Joseph Meek leads the Champoeg or “Wolf Meetings” of 1843 / Image via Wikipedia Commons
Wolves were as troublesome to early settlers and their livestock as they are today. “Efforts to destroy the wolf in this country were instrumental in formation of the Oregon Territory,” wrote Stanley P. Young and Edward A. Goldman in the 1944 book, “Wolves of North America.” “The ‘wolf meetings’ of Oregon … drew pioneer leaders of the northwest together as did no other objective.”
By 1946 the last known Gray Wolf in Oregon was slaughtered in the Umpqua National Forest.
Gray Wolf profile / Image via Envato

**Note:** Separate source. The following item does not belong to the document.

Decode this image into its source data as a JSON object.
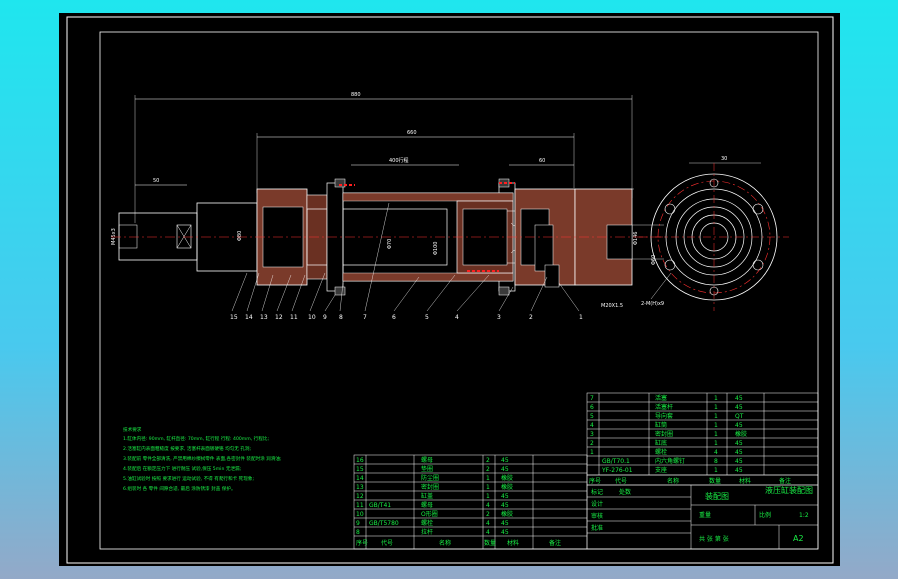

65 years later, OR-7 (fondly nicknamed “Journey”) returned to Oregon from a 1,200-mile trek into California from his Imnaha, Oregon pack. On that trip, he crossed Interstate 84 and U.S. Routes 26, 395, 20 and 97. His mission? To mind a mate. At the age of five, “Journey” was already at the age when most Gray Wolves have reached the end of their wild lives.
OR-7 crossed the border from California to Oregon and back several times, finally mating and establishing a territory in Klamath and Jackson counties in 2013, producing three pups with his mate in 2014. This would come to be the first wolf pack in Western Oregon since the animals were exterminated in the 1940s. A pup born to OR-7 in 2014 traveled across the border and founded the Lassen Pack, California’s only known wolf pack, in 2016, and had three litters of pups.
“Journey” became the subject of two films and multiple books and symbolized all the promise and peril of grey wolves reestablishing their ancestral homelands in the West.
Wolves are incredibly similar to humans. They’re born into families, transition through an adolescent and young adult phase, then set off to find a mate, claim territory, and eventually mature into family life. Many Native American tribes held the wolf in such high esteem, movements were patterned after them, family dynamics were adopted, respect was given with many rituals, as well as clans named after these majestic animals. In many tribes, the wolf is revered as a brother or sister, even a teacher or guide.
To American settlers, wolves are less respected. OR-7’s Rouge Pack has been blamed for 24 confirmed livestock depredations, including nine incidents in 2019. Nevertheless, the species remains protected in the western two-thirds of Oregon under the federal Endangered Species Act.
Oregon wildlife officials said Wednesday that it looks increasingly likely OR-7 died last winter; he hasn’t been seen with his Rogue Pack for months even while other members of the pack remain. He was estimated at 11 years old, while most wolves in the wild only live to 5 or 6.
“If he is gone, he will have left an indelible mark in the history of wolf recovery,” said Weiss, West Coast wolf advocate for the Center for Biological Diversity. “His life and story contributed significantly to human understanding of what wolves are all about.”